* **Task**
Comb the records below for the string "Dnes" and copy each line where it turns up.

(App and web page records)

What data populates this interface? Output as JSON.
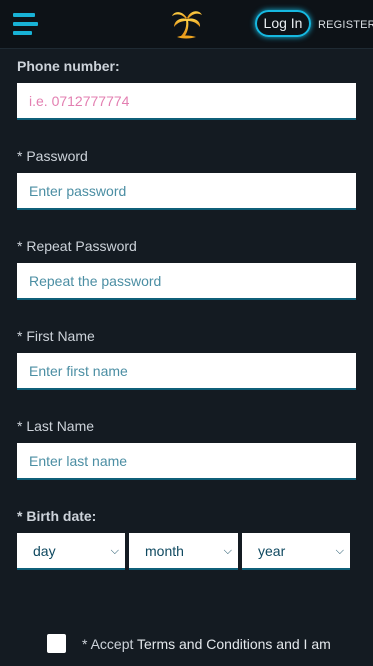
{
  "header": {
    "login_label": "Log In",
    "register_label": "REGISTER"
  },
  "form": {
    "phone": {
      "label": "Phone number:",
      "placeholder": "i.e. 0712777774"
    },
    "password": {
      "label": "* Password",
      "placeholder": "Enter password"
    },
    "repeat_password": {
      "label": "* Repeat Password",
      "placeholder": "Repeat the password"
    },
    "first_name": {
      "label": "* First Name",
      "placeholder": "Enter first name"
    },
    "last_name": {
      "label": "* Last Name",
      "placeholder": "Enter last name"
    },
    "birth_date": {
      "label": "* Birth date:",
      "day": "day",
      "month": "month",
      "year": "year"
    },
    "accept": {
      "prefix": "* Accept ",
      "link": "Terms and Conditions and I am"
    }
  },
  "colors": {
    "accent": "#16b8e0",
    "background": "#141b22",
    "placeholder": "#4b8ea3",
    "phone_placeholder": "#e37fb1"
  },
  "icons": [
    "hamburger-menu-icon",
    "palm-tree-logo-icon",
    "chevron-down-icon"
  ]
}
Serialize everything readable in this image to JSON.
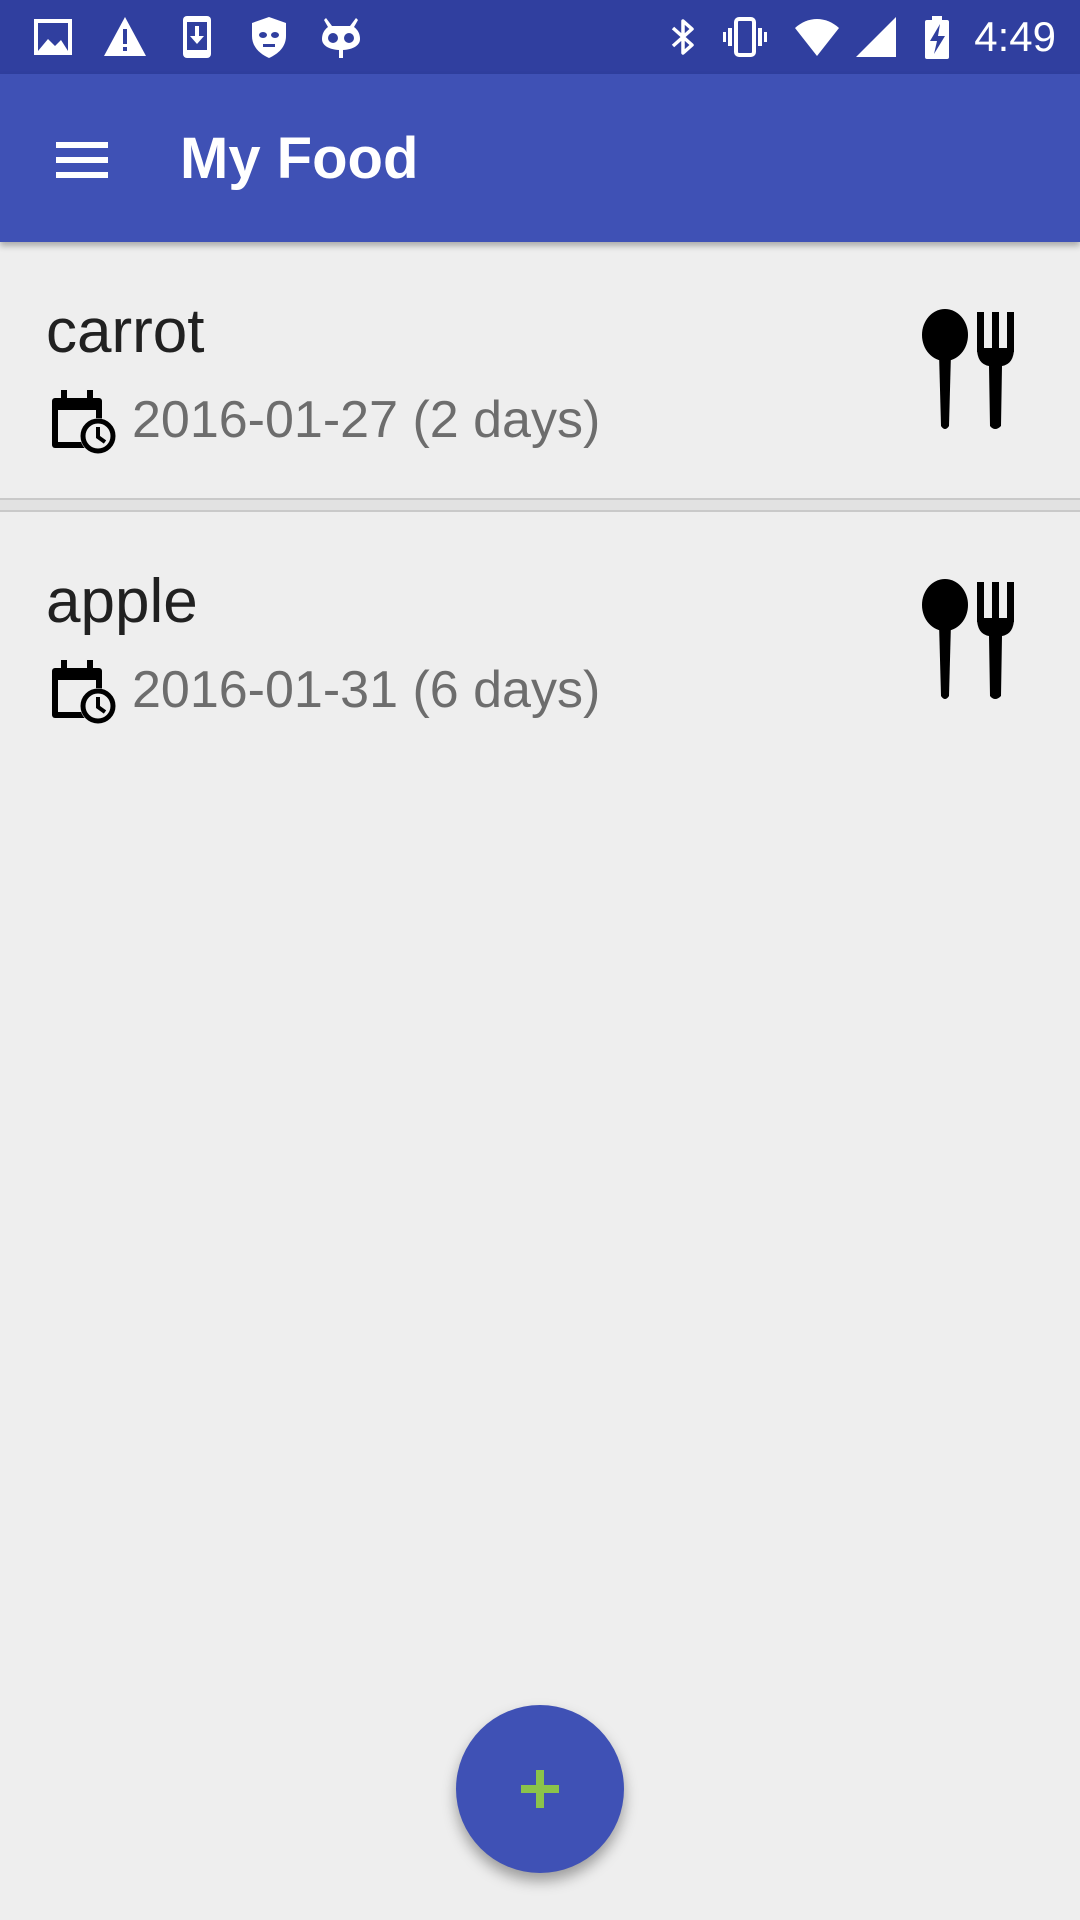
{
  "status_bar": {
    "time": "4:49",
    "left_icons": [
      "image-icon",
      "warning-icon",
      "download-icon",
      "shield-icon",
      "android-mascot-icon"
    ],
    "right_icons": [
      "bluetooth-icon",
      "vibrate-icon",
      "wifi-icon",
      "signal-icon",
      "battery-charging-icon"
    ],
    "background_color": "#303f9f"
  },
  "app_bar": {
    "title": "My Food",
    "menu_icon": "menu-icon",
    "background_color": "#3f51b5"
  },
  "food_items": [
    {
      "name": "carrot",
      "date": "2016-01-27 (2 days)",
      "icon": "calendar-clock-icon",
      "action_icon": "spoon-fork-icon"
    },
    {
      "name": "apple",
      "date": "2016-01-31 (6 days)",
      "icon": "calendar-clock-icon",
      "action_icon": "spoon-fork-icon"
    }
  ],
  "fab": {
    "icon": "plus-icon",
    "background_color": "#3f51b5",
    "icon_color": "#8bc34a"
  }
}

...

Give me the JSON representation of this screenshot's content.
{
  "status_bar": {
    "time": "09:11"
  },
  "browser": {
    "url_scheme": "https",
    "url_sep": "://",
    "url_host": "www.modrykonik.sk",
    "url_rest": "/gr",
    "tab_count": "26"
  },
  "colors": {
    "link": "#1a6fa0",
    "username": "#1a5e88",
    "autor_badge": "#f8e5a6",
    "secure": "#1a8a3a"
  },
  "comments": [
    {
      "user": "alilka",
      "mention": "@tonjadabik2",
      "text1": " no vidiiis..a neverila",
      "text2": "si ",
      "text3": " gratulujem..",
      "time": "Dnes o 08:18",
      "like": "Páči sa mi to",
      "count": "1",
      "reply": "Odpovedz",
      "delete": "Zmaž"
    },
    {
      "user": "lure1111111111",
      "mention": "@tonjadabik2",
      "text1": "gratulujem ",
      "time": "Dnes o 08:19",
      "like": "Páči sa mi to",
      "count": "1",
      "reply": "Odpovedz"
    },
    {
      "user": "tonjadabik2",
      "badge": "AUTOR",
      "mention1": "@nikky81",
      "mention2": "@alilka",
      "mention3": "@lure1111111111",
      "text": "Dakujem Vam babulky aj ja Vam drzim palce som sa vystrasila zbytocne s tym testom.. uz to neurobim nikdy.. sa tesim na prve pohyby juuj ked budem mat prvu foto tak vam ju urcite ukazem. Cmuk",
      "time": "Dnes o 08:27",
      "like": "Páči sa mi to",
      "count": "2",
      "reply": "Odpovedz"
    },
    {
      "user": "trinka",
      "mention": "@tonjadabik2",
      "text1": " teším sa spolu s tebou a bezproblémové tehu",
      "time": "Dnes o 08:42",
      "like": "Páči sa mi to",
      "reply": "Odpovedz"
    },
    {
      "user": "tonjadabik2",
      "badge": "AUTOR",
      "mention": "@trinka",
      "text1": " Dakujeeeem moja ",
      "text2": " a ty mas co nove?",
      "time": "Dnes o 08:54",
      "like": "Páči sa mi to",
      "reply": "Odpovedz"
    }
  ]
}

* **Your response**
      "time": "Dnes o 08:18",
      "time": "Dnes o 08:19",
      "time": "Dnes o 08:27",
      "time": "Dnes o 08:42",
      "time": "Dnes o 08:54",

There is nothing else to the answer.